- [WHAT NEEDS TO BE DONE]
Report each line of the material below where the word "text" can be found.
============================================================
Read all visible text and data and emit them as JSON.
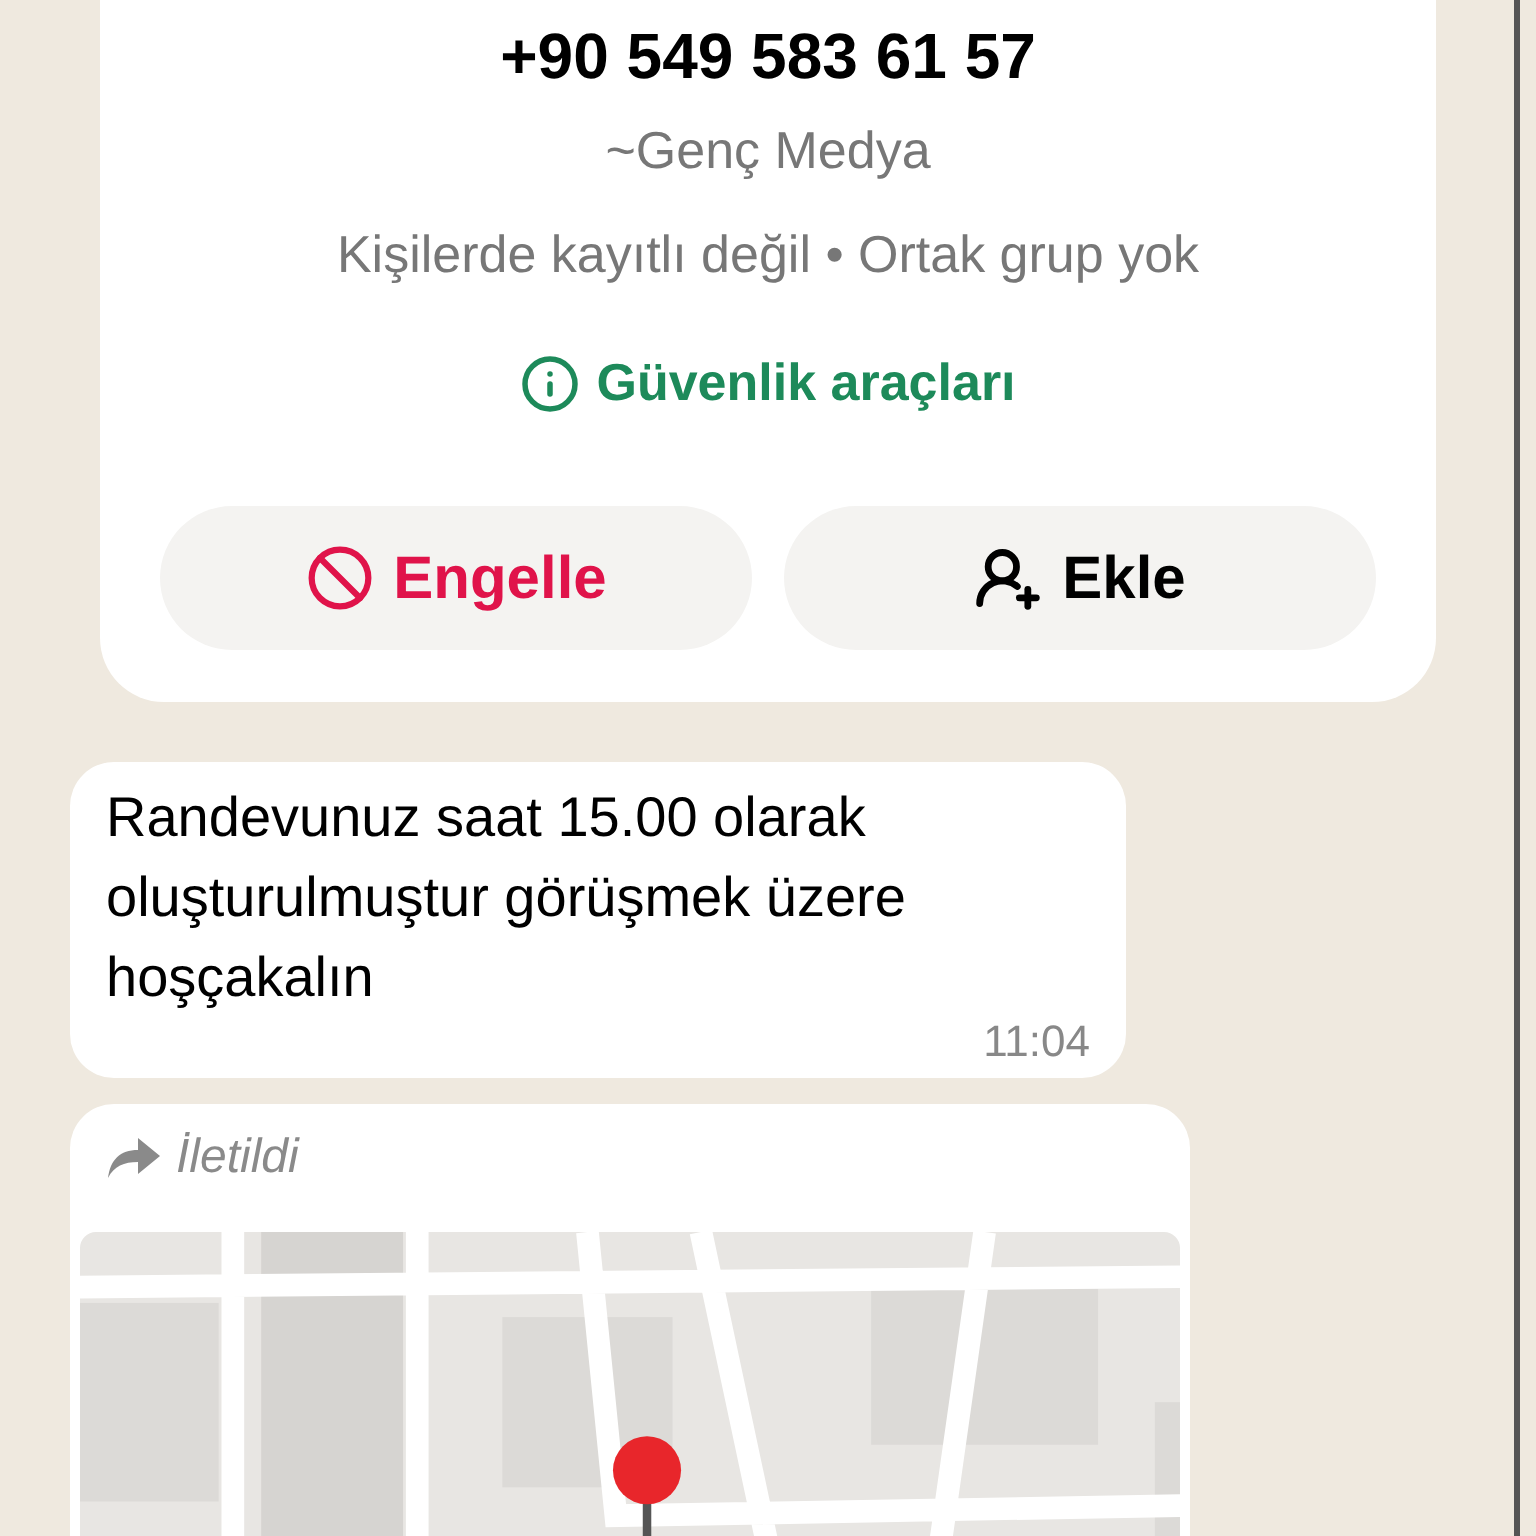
{
  "contact_card": {
    "phone": "+90 549 583 61 57",
    "name": "~Genç Medya",
    "info": "Kişilerde kayıtlı değil • Ortak grup yok",
    "safety_link": "Güvenlik araçları",
    "buttons": [
      {
        "kind": "block",
        "label": "Engelle"
      },
      {
        "kind": "add",
        "label": "Ekle"
      }
    ]
  },
  "messages": [
    {
      "kind": "text",
      "text": "Randevunuz saat 15.00 olarak oluşturulmuştur görüşmek üzere hoşçakalın",
      "time": "11:04"
    },
    {
      "kind": "location",
      "forwarded_label": "İletildi"
    }
  ]
}
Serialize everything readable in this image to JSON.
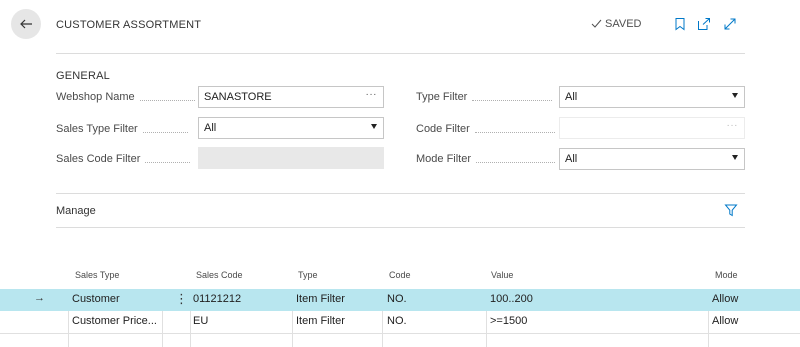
{
  "header": {
    "title": "CUSTOMER ASSORTMENT",
    "saved_label": "SAVED"
  },
  "general": {
    "section_title": "GENERAL",
    "fields": {
      "webshop_name": {
        "label": "Webshop Name",
        "value": "SANASTORE"
      },
      "sales_type_filter": {
        "label": "Sales Type Filter",
        "value": "All"
      },
      "sales_code_filter": {
        "label": "Sales Code Filter",
        "value": ""
      },
      "type_filter": {
        "label": "Type Filter",
        "value": "All"
      },
      "code_filter": {
        "label": "Code Filter",
        "value": ""
      },
      "mode_filter": {
        "label": "Mode Filter",
        "value": "All"
      }
    }
  },
  "manage": {
    "label": "Manage"
  },
  "table": {
    "columns": [
      "Sales Type",
      "Sales Code",
      "Type",
      "Code",
      "Value",
      "Mode"
    ],
    "rows": [
      {
        "sales_type": "Customer",
        "sales_code": "01121212",
        "type": "Item Filter",
        "code": "NO.",
        "value": "100..200",
        "mode": "Allow",
        "selected": true
      },
      {
        "sales_type": "Customer Price...",
        "sales_code": "EU",
        "type": "Item Filter",
        "code": "NO.",
        "value": ">=1500",
        "mode": "Allow",
        "selected": false
      }
    ]
  },
  "icons": {
    "back": "arrow-left-icon",
    "saved_check": "check-icon",
    "bookmark": "bookmark-icon",
    "open_new": "open-in-new-window-icon",
    "expand": "expand-icon",
    "filter": "filter-funnel-icon",
    "row_pointer": "row-pointer-arrow-icon",
    "row_menu": "more-vertical-icon"
  },
  "colors": {
    "accent": "#0078c8",
    "selected_row": "#b8e6ef",
    "back_button_bg": "#e6e6e6"
  }
}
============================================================
- [WRITTEN SOLUTION]
Read all visible text and data and emit them as JSON.
      "kind": "text",
      "text": "Randevunuz saat 15.00 olarak oluşturulmuştur görüşmek üzere hoşçakalın",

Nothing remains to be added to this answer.